- **Records supplied**
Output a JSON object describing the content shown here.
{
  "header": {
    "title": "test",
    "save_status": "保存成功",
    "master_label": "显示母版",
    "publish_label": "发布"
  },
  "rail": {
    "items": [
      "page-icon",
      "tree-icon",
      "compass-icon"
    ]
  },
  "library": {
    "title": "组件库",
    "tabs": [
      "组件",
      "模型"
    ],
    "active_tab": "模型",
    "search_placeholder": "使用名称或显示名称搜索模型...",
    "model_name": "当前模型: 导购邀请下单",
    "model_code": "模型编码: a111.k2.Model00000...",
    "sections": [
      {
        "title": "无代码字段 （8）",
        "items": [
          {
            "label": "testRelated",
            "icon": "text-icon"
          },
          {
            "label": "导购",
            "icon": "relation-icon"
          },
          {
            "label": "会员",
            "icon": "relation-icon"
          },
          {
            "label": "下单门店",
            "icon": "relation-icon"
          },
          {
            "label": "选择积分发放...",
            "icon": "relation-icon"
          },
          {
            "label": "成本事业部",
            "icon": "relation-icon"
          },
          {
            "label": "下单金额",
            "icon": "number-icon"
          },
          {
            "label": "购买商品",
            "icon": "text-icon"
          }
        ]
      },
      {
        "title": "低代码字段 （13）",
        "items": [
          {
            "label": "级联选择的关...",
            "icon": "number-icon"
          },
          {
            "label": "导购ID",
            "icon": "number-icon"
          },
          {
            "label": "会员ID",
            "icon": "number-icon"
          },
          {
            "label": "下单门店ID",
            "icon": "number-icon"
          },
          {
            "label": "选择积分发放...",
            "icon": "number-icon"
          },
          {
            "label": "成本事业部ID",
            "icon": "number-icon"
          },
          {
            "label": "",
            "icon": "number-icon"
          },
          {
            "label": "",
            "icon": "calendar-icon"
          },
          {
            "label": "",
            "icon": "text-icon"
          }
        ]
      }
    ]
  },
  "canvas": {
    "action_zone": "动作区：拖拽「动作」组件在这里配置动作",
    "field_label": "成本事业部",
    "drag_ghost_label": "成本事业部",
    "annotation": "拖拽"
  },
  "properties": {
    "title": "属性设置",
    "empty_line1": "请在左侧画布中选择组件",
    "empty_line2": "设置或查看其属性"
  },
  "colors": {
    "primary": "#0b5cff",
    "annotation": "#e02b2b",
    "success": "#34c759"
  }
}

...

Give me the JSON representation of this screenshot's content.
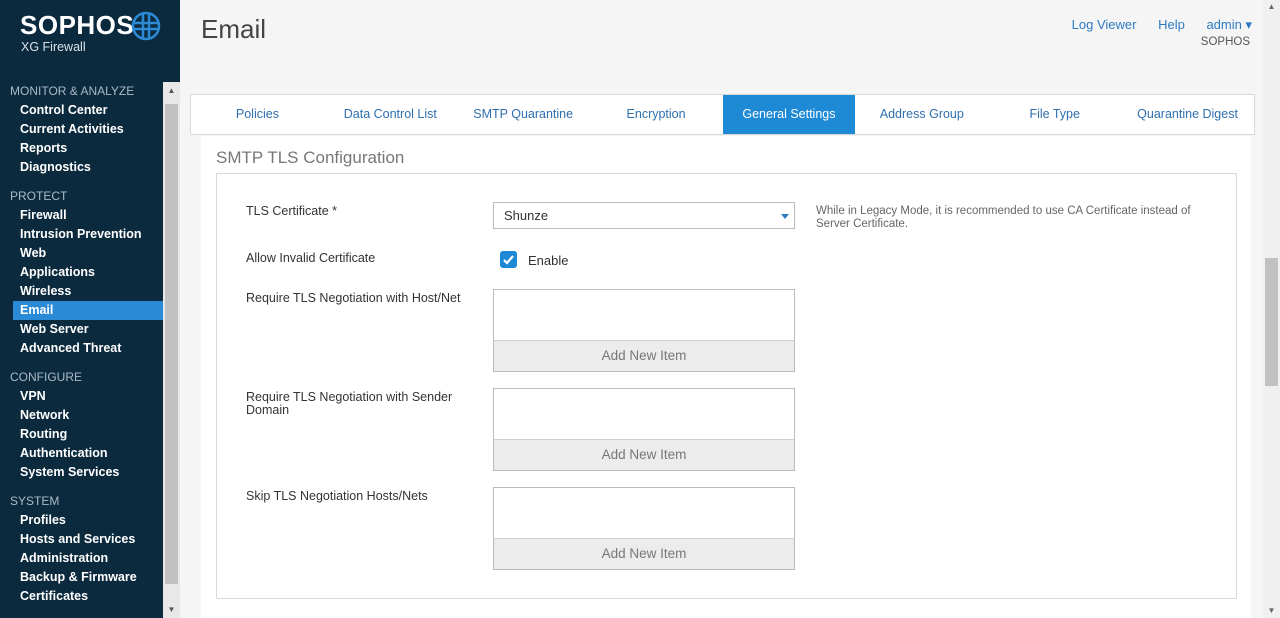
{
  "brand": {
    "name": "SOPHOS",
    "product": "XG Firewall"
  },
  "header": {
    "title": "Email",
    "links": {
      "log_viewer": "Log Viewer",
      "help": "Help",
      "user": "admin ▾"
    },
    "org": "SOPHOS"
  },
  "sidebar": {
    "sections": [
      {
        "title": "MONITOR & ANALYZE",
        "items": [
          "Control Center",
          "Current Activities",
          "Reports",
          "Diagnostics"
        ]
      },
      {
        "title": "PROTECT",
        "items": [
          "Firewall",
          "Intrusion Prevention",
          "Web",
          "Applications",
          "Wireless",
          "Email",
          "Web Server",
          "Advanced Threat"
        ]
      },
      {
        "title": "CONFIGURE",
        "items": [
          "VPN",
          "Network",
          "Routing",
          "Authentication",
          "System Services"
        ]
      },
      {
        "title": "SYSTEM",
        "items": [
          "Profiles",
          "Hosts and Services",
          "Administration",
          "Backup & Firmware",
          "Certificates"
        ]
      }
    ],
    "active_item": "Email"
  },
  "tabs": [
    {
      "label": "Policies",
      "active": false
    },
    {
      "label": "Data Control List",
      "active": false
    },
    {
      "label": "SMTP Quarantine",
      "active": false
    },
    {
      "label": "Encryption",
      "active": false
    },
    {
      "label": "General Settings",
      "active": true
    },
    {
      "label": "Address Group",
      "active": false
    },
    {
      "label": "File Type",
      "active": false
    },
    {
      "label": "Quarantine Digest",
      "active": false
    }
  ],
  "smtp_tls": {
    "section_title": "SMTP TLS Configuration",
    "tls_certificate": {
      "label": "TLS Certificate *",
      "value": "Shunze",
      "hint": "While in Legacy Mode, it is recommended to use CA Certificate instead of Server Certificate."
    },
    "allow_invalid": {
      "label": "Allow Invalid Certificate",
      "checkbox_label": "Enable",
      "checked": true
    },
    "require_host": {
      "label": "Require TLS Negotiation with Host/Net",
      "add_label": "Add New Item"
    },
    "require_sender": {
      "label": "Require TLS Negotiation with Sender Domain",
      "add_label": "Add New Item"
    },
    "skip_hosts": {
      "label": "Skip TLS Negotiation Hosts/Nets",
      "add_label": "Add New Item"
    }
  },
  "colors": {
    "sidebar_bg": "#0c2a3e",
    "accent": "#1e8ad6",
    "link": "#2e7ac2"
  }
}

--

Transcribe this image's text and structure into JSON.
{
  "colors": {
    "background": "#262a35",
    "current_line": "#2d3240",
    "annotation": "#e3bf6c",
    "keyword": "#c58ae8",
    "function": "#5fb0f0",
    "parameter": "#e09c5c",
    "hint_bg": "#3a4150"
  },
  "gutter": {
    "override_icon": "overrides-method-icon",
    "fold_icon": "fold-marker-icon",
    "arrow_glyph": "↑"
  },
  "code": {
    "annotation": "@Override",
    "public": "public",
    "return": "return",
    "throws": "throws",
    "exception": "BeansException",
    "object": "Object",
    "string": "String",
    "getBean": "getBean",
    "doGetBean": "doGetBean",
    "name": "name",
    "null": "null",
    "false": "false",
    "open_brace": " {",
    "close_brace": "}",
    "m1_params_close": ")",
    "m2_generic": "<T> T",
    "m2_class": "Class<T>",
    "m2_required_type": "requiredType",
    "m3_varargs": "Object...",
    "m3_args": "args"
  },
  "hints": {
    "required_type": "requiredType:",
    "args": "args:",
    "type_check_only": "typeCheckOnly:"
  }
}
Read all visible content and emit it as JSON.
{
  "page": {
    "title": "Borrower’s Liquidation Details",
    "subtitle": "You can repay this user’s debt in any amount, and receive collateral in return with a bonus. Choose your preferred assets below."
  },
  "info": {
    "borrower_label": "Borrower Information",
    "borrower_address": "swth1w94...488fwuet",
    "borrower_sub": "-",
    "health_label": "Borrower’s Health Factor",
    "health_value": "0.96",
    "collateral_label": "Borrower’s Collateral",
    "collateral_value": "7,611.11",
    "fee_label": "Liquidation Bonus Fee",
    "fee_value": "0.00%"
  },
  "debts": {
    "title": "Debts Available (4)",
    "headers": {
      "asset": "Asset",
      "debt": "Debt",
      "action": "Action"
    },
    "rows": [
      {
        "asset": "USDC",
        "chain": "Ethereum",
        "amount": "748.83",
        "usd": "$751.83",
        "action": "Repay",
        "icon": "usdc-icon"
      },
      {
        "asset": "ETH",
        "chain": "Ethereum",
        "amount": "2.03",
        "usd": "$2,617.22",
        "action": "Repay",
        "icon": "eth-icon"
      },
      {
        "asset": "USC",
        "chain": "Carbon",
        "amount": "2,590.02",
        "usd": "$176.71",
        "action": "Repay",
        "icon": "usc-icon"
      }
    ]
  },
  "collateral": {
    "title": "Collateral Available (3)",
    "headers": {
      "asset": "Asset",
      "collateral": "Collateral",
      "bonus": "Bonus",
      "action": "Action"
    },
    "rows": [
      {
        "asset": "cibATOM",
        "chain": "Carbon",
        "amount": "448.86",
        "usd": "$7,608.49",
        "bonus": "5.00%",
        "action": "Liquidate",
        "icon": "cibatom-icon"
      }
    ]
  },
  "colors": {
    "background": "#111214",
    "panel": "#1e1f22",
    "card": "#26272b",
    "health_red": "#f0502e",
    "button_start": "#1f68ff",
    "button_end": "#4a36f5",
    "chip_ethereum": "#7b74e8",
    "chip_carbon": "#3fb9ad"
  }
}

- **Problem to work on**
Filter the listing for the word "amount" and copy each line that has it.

- **Task response**
    "subtitle": "You can repay this user’s debt in any amount, and receive collateral in return with a bonus. Choose your preferred assets below."
        "amount": "748.83",
        "amount": "2.03",
        "amount": "2,590.02",
        "amount": "448.86",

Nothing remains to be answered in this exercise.